About 40 years ago, Hugh Sloan was working as the treasurer of a political campaign fund when he was told to disburse $83,000 in cash to G. Gordon Liddy.
He asked why, but his boss dodged the question.
I don’t want to know, and you don’t want to know either was all Sloan was told.
Sloan, now chairman of the board of directors for Michigan-based Spartan Motors Inc., was in Fort Wayne for an event sponsored by Leadership Fort Wayne’s Northeast Indiana Nonprofit Alliance.
I was among the people who packed the room at the History Center on June 4 to hear Sloan speak.
The topic of his presentation was ethics, which he was addressing through the prism of his experience working in a position that put him close to the White House and arguably the most powerful man in the world, the president.
But in the four decades since Watergate, ethics have become a resonating issue in politics, business and journalism. Ethics scandals have led to trials, convictions, embarrassment and humiliation.
The advice from Sloan that struck a chord with me: You really do have the right, and sometimes the obligation, to ask why. And when you don’t get an answer, that’s the red flag.
In 1972, Sloan was the treasurer of the Committee to Re-elect the President – Richard M. Nixon. Just days after he gave the cash to Liddy, news broke that Liddy and four accomplices had been arrested in connection with the burglary of the Democratic National Committee headquarters at the Watergate office building in Washington, D.C. Sloan was one of the few Watergate figures who refused to lie and who emerged from the scandal with his honor intact.
He is also one of the few who refused to cash in on his connection to that era of history.
It was (a) conscience decision, he said. Watergate destroyed families. People went to jail.
I have no interest in making money off of others’ tragedies, he said.
Sloan joked with his audience that the only compensation he accepted for his appearance at the History Center was the bottle of water given to him by Becky Hill, the executive director of the sponsoring alliance and a longtime friend of Sloan’s.

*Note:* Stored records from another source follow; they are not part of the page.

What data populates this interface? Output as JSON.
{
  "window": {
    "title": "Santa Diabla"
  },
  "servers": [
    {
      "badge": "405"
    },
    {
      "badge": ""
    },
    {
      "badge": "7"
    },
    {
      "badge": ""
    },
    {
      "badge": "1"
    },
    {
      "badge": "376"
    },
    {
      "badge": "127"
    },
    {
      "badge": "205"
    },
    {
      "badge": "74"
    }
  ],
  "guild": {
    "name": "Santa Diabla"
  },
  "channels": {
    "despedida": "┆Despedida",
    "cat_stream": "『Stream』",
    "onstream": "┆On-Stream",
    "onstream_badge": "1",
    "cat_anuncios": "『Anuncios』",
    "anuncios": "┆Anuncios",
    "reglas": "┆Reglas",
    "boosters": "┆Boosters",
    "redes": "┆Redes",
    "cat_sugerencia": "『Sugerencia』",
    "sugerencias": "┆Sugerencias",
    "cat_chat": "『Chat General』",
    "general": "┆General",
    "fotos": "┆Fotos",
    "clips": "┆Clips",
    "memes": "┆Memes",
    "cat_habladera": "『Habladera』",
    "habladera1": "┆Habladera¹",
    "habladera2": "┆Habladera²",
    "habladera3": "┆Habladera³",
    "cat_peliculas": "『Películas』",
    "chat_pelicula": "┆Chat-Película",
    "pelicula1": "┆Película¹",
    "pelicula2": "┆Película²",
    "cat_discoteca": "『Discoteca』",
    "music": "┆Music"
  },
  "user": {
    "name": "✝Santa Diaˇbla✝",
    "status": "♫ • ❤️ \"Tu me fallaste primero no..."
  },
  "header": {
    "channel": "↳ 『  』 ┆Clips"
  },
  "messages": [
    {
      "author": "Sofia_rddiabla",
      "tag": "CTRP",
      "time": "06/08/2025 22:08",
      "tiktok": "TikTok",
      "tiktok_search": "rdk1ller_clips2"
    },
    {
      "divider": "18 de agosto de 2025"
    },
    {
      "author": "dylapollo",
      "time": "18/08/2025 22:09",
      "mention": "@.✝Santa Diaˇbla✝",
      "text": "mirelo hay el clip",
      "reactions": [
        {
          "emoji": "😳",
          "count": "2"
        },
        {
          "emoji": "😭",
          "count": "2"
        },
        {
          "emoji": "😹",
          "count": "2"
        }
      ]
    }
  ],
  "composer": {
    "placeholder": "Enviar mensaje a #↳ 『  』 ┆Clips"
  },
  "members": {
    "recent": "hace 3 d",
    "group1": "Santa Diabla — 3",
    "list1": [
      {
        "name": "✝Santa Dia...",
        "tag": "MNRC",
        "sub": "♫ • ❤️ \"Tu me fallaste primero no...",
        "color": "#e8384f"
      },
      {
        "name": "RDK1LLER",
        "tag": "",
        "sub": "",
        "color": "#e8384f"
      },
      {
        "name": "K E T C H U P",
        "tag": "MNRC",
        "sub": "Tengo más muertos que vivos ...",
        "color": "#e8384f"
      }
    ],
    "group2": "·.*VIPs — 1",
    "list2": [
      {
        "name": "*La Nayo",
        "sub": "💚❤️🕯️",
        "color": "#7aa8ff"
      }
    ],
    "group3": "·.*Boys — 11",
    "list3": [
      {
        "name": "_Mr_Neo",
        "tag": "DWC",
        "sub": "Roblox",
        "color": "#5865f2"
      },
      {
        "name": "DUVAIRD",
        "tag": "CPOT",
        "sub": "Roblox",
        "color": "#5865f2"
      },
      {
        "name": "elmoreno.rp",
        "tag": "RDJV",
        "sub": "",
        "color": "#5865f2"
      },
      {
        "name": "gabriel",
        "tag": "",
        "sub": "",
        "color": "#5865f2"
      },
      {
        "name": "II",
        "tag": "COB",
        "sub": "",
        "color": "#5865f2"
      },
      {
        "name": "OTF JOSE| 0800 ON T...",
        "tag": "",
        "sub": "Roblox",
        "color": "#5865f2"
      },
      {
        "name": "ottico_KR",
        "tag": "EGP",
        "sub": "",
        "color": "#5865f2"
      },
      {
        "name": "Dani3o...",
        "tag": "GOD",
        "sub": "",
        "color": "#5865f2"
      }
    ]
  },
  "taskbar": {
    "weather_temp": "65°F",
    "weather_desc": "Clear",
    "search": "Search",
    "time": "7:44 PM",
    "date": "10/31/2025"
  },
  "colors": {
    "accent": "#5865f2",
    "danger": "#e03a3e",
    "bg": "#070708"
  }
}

Soon after the arrests, which occurred 40 years ago today, it came out that the Watergate burglars were holding $100 bills in sequential order, which was how I (had) paid Liddy, Sloan said.
Because he knew he would be called to testify, he sought advice from his bosses. When he made it clear he had no intention of perjuring himself, he was told, You may have to.
John Mitchell (director of the campaign) just told me, When the going gets tough, the tough get going.’ Which at the time I didn’t think was particularly helpful advice, Sloan said. But I took his advice. I resigned.
Sloan said he had long been puzzled by those who chose to lie. He speculated that some were young and did it to protect their bosses. But he decided, I wasn’t going to be a victim, I wasn’t going to be a scapegoat.
His loyalty was questioned.
But I came to the conclusion: I didn’t leave the team, the team left me, he said. Loyalty and respect have to be earned. If anyone asks you to sacrifice your integrity, they don’t deserve your loyalty or respect.
An audience member asked Sloan whether Watergate and the experience of dealing with unethical people had jaded him or had changed the way he dealt with people throughout his business career.
The experience led me to mentor young people, he said. When I see them trying to cut corners, I spend a little extra time with them behind the woodshed and I try to point them in the right direction.